● EXERCISE GOAL
Leave out the pictures and retype all the entries below exactly.

(Page and application data records)
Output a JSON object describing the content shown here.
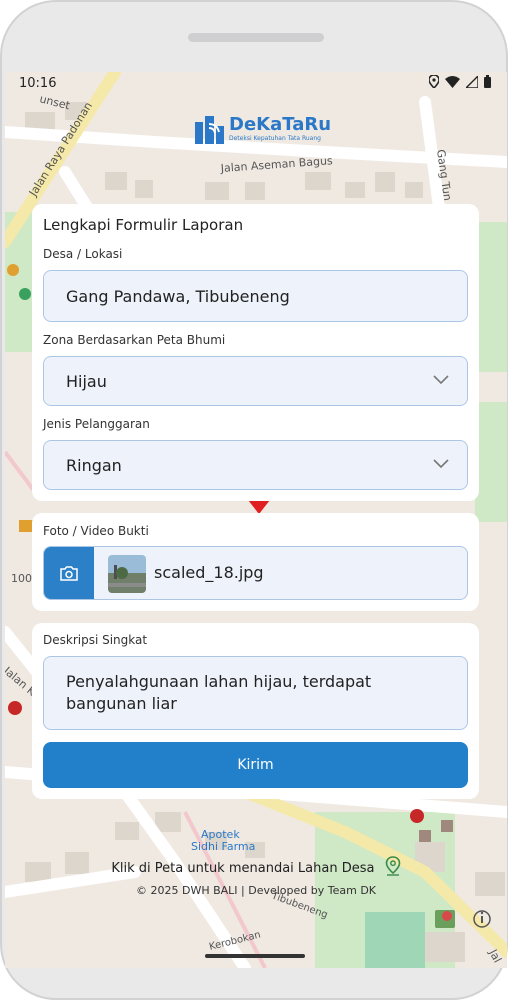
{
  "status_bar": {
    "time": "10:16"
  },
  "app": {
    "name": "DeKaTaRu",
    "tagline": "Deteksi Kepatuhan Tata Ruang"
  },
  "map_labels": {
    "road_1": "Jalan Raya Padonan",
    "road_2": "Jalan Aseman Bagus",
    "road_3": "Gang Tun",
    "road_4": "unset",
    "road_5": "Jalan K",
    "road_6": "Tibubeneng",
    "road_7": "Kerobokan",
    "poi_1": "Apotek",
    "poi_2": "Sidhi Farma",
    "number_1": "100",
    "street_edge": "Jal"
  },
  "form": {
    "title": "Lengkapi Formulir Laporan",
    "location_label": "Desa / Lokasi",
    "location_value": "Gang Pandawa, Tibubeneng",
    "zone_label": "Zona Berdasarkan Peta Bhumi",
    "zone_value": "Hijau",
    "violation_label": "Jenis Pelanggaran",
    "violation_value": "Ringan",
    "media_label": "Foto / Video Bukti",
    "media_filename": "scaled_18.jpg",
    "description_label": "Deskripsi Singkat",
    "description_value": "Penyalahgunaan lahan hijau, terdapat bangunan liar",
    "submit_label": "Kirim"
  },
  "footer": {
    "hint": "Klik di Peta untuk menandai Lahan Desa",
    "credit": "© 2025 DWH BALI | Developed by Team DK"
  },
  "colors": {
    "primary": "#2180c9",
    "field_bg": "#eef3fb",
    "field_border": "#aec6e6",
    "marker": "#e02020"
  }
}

● SOLUTION TO THIS TASK
Output a JSON object describing the content shown here.
{
  "status_bar": {
    "time": "10:16"
  },
  "app": {
    "name": "DeKaTaRu",
    "tagline": "Deteksi Kepatuhan Tata Ruang"
  },
  "map_labels": {
    "road_1": "Jalan Raya Padonan",
    "road_2": "Jalan Aseman Bagus",
    "road_3": "Gang Tun",
    "road_4": "unset",
    "road_5": "Jalan K",
    "road_6": "Tibubeneng",
    "road_7": "Kerobokan",
    "poi_1": "Apotek",
    "poi_2": "Sidhi Farma",
    "number_1": "100",
    "street_edge": "Jal"
  },
  "form": {
    "title": "Lengkapi Formulir Laporan",
    "location_label": "Desa / Lokasi",
    "location_value": "Gang Pandawa, Tibubeneng",
    "zone_label": "Zona Berdasarkan Peta Bhumi",
    "zone_value": "Hijau",
    "violation_label": "Jenis Pelanggaran",
    "violation_value": "Ringan",
    "media_label": "Foto / Video Bukti",
    "media_filename": "scaled_18.jpg",
    "description_label": "Deskripsi Singkat",
    "description_value": "Penyalahgunaan lahan hijau, terdapat bangunan liar",
    "submit_label": "Kirim"
  },
  "footer": {
    "hint": "Klik di Peta untuk menandai Lahan Desa",
    "credit": "© 2025 DWH BALI | Developed by Team DK"
  },
  "colors": {
    "primary": "#2180c9",
    "field_bg": "#eef3fb",
    "field_border": "#aec6e6",
    "marker": "#e02020"
  }
}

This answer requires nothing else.